Thursday, 9 August 2012
Who Are The Complainers?
The image is from the Swedish retailer H & M's website. Recently the company undertook an outdoor campaign to advertise its swimwear.
The advertisements attracted a variety of complaints to the Advertising Standards Authority (ASA), including claims that the campaign was degrading to women and that it was unsuitable to be seen by children.
This is not the first time this year H& M's advertising images have been the subject of complaints. It is the third time the ASA has investigated and the third time they have been cleared.

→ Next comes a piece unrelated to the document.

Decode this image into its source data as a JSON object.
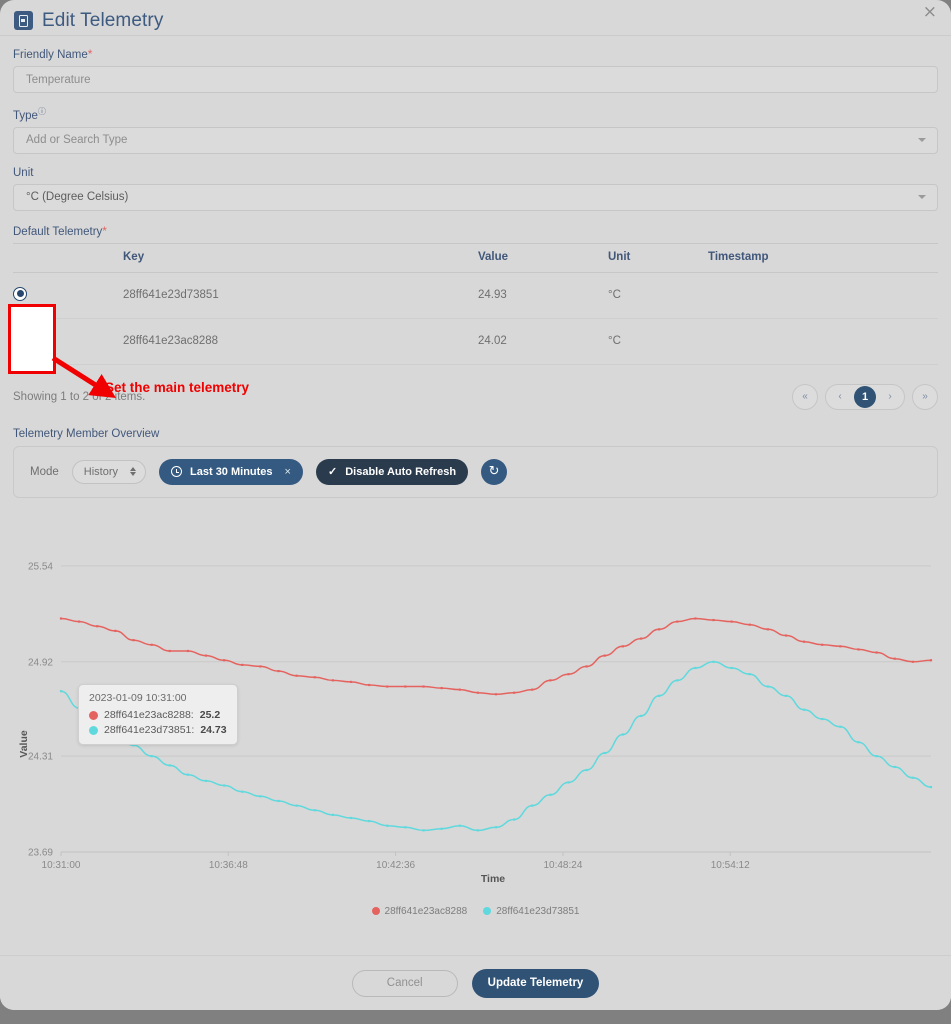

Who are the complainers? The public should be told the sources of such complaints because nowadays, in this ridiculously political correct society in which we live, it seems all to easy for individuals - or companies - to tag any image which 'offends' them as degrading and unsuitable for children.
Only yesterday, because of a handful of complaints, Edinburgh airport's bosses placed a white vinyl cover over the 'offending' parts of an advertisement which featured Picasso's Nude Woman in a Red Armchair and asked National Galleries of Scotland to remove the poster and replace it with something less controversial. The advert was intended to promote the National Galleries of Scotland's new exhibition 'Picasso and Modern British Art' which opened on 4 August.

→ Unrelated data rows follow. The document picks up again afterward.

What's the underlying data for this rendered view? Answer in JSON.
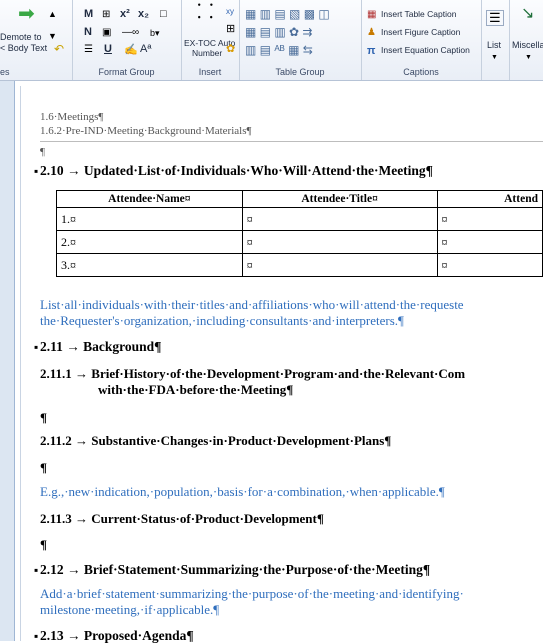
{
  "ribbon": {
    "promote_group": {
      "demote_label": "Demote to",
      "body_text_label": "< Body Text",
      "group_label": "es"
    },
    "format_group": {
      "label": "Format Group",
      "items": [
        "M",
        "N",
        "x²",
        "x₂",
        "U",
        "Aª"
      ]
    },
    "insert_group": {
      "label": "Insert",
      "extoc_label": "EX-TOC Auto",
      "number_label": "Number"
    },
    "table_group": {
      "label": "Table Group"
    },
    "captions_group": {
      "label": "Captions",
      "insert_table_caption": "Insert Table Caption",
      "insert_figure_caption": "Insert Figure Caption",
      "insert_equation_caption": "Insert Equation Caption"
    },
    "list": {
      "label": "List"
    },
    "misc": {
      "label": "Miscella"
    }
  },
  "document": {
    "breadcrumb_1": "1.6·Meetings¶",
    "breadcrumb_2": "1.6.2·Pre-IND·Meeting·Background·Materials¶",
    "pilcrow": "¶",
    "section_210": "2.10 → Updated·List·of·Individuals·Who·Will·Attend·the·Meeting¶",
    "table": {
      "headers": [
        "Attendee·Name¤",
        "Attendee·Title¤",
        "Attend"
      ],
      "rows": [
        [
          "1.¤",
          "¤",
          "¤"
        ],
        [
          "2.¤",
          "¤",
          "¤"
        ],
        [
          "3.¤",
          "¤",
          "¤"
        ]
      ]
    },
    "note_210_line1": "List·all·individuals·with·their·titles·and·affiliations·who·will·attend·the·requeste",
    "note_210_line2": "the·Requester's·organization,·including·consultants·and·interpreters.¶",
    "section_211": "2.11 → Background¶",
    "section_2111_line1": "2.11.1 → Brief·History·of·the·Development·Program·and·the·Relevant·Com",
    "section_2111_line2": "with·the·FDA·before·the·Meeting¶",
    "section_2112": "2.11.2 → Substantive·Changes·in·Product·Development·Plans¶",
    "note_2112": "E.g.,·new·indication,·population,·basis·for·a·combination,·when·applicable.¶",
    "section_2113": "2.11.3 → Current·Status·of·Product·Development¶",
    "section_212": "2.12 → Brief·Statement·Summarizing·the·Purpose·of·the·Meeting¶",
    "note_212_line1": "Add·a·brief·statement·summarizing·the·purpose·of·the·meeting·and·identifying·",
    "note_212_line2": "milestone·meeting,·if·applicable.¶",
    "section_213": "2.13 → Proposed·Agenda¶"
  }
}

Having ignored the painful and simple lessons of the Martha Payne affair - banning something is often the fastest route to embarrassment - the airport bosses instructed the white vinyl was removed and an apology given to NGS with the admission that the airport's administration had reacted too hastily to the few complaints.

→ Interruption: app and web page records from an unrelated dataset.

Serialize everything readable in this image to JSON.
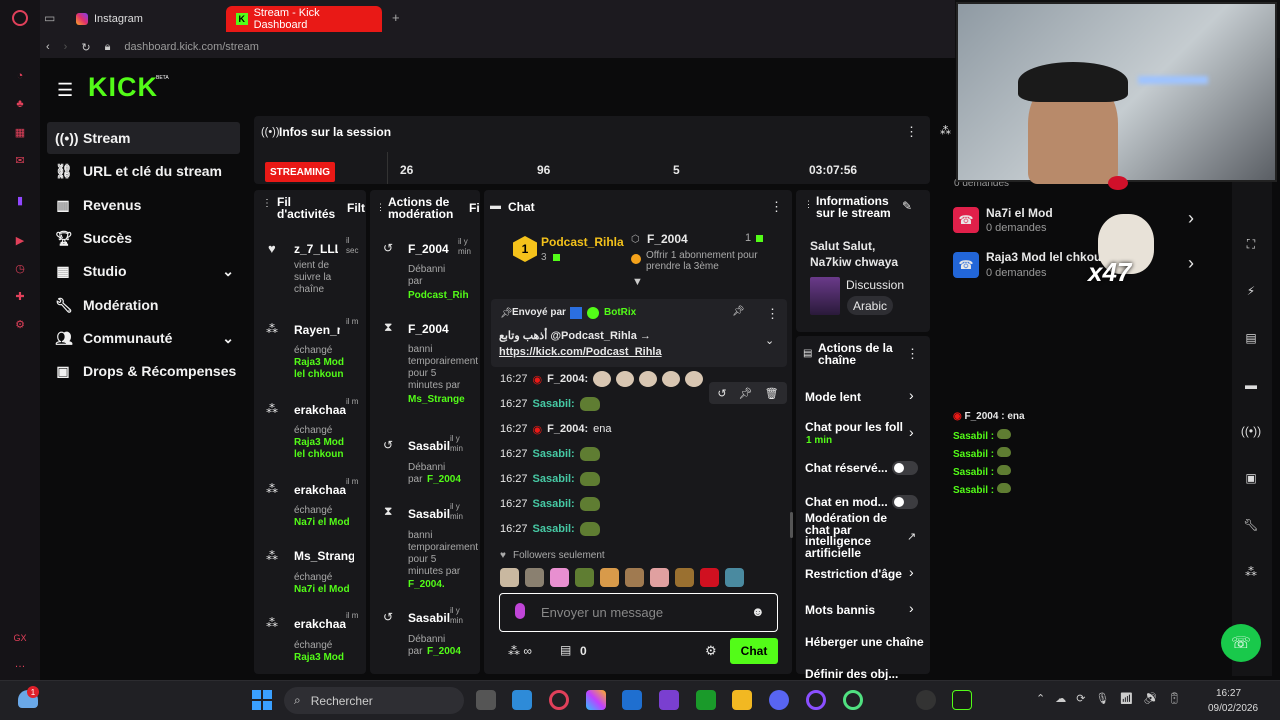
{
  "browser": {
    "tab1": "Instagram",
    "tab2": "Stream - Kick Dashboard",
    "url": "dashboard.kick.com/stream",
    "new_tab": "+"
  },
  "logo": {
    "text": "KICK",
    "beta": "BETA"
  },
  "nav": [
    {
      "label": "Stream",
      "icon": "broadcast-icon"
    },
    {
      "label": "URL et clé du stream",
      "icon": "link-icon"
    },
    {
      "label": "Revenus",
      "icon": "chart-icon"
    },
    {
      "label": "Succès",
      "icon": "trophy-icon"
    },
    {
      "label": "Studio",
      "icon": "grid-icon"
    },
    {
      "label": "Modération",
      "icon": "wrench-icon"
    },
    {
      "label": "Communauté",
      "icon": "people-icon"
    },
    {
      "label": "Drops & Récompenses",
      "icon": "gift-icon"
    }
  ],
  "session": {
    "title": "Infos sur la session",
    "status": "STREAMING",
    "stat1": "26",
    "stat2": "96",
    "stat3": "5",
    "duration": "03:07:56"
  },
  "activity": {
    "title1": "Fil",
    "title2": "d'activités",
    "tab": "Filt",
    "items": [
      {
        "name": "z_7_LLL",
        "time": "il sec",
        "sub": "vient de suivre la chaîne",
        "reward": ""
      },
      {
        "name": "Rayen_r",
        "time": "il m",
        "sub": "échangé",
        "reward": "Raja3 Mod lel chkoun"
      },
      {
        "name": "erakchaa",
        "time": "il m",
        "sub": "échangé",
        "reward": "Raja3 Mod lel chkoun"
      },
      {
        "name": "erakchaa",
        "time": "il m",
        "sub": "échangé",
        "reward": "Na7i el Mod"
      },
      {
        "name": "Ms_Strang",
        "time": "il m",
        "sub": "échangé",
        "reward": "Na7i el Mod"
      },
      {
        "name": "erakchaa",
        "time": "il m",
        "sub": "échangé",
        "reward": "Raja3 Mod"
      }
    ]
  },
  "modactions": {
    "title1": "Actions de",
    "title2": "modération",
    "tab": "Fil",
    "items": [
      {
        "name": "F_2004",
        "time": "il y min",
        "sub": "Débanni par",
        "by": "Podcast_Rih"
      },
      {
        "name": "F_2004",
        "time": "il y min",
        "sub": "banni temporairement pour 5 minutes par",
        "by": "Ms_Strange"
      },
      {
        "name": "Sasabil",
        "time": "il y min",
        "sub": "Débanni par",
        "by": "F_2004"
      },
      {
        "name": "Sasabil",
        "time": "il y min",
        "sub": "banni temporairement pour 5 minutes par",
        "by": "F_2004."
      },
      {
        "name": "Sasabil",
        "time": "il y min",
        "sub": "Débanni par",
        "by": "F_2004"
      }
    ]
  },
  "chat": {
    "title": "Chat",
    "top1_rank": "1",
    "top1_name": "Podcast_Rihla",
    "top1_count": "3",
    "top2_name": "F_2004",
    "top2_count": "1",
    "top2_sub": "Offrir 1 abonnement pour prendre la 3ème",
    "pinned_by": "Envoyé par",
    "pinned_bot": "BotRix",
    "pinned_text": "أذهب وتابع @Podcast_Rihla →",
    "pinned_link": "https://kick.com/Podcast_Rihla",
    "messages": [
      {
        "time": "16:27",
        "user": "F_2004:",
        "text": "",
        "kind": "dogs"
      },
      {
        "time": "16:27",
        "user": "Sasabil:",
        "text": "",
        "kind": "frog"
      },
      {
        "time": "16:27",
        "user": "F_2004:",
        "text": "ena",
        "kind": "text"
      },
      {
        "time": "16:27",
        "user": "Sasabil:",
        "text": "",
        "kind": "frog"
      },
      {
        "time": "16:27",
        "user": "Sasabil:",
        "text": "",
        "kind": "frog"
      },
      {
        "time": "16:27",
        "user": "Sasabil:",
        "text": "",
        "kind": "frog"
      },
      {
        "time": "16:27",
        "user": "Sasabil:",
        "text": "",
        "kind": "frog"
      }
    ],
    "followers_only": "Followers seulement",
    "input_placeholder": "Envoyer un message",
    "points": "0",
    "send": "Chat"
  },
  "streaminfo": {
    "title1": "Informations",
    "title2": "sur le stream",
    "stream_title": "Salut Salut, Na7kiw chwaya",
    "category": "Discussion",
    "language": "Arabic"
  },
  "channel": {
    "title1": "Actions de la",
    "title2": "chaîne",
    "slow": "Mode lent",
    "followers": "Chat pour les foll",
    "followers_sub": "1 min",
    "reserved": "Chat réservé...",
    "modchat": "Chat en mod...",
    "ai1": "Modération de",
    "ai2": "chat par",
    "ai3": "intelligence",
    "ai4": "artificielle",
    "age": "Restriction d'âge",
    "banned": "Mots bannis",
    "host": "Héberger une chaîne",
    "define": "Définir des obj..."
  },
  "rewards": {
    "header": "0 demandes",
    "items": [
      {
        "name": "Na7i el Mod",
        "sub": "0 demandes"
      },
      {
        "name": "Raja3 Mod lel chkoun",
        "sub": "0 demandes"
      }
    ]
  },
  "overlay": {
    "multiplier": "x47",
    "chat": [
      {
        "user": "F_2004 :",
        "text": "ena"
      },
      {
        "user": "Sasabil :",
        "text": ""
      },
      {
        "user": "Sasabil :",
        "text": ""
      },
      {
        "user": "Sasabil :",
        "text": ""
      },
      {
        "user": "Sasabil :",
        "text": ""
      }
    ]
  },
  "taskbar": {
    "search": "Rechercher",
    "time": "16:27",
    "date": "09/02/2026",
    "badge": "1"
  },
  "colors": {
    "kick_green": "#53fc18",
    "streaming_red": "#e91916"
  }
}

There is positive result from such complaints though - the advertisers gain a mass of free publicity. And rightly so.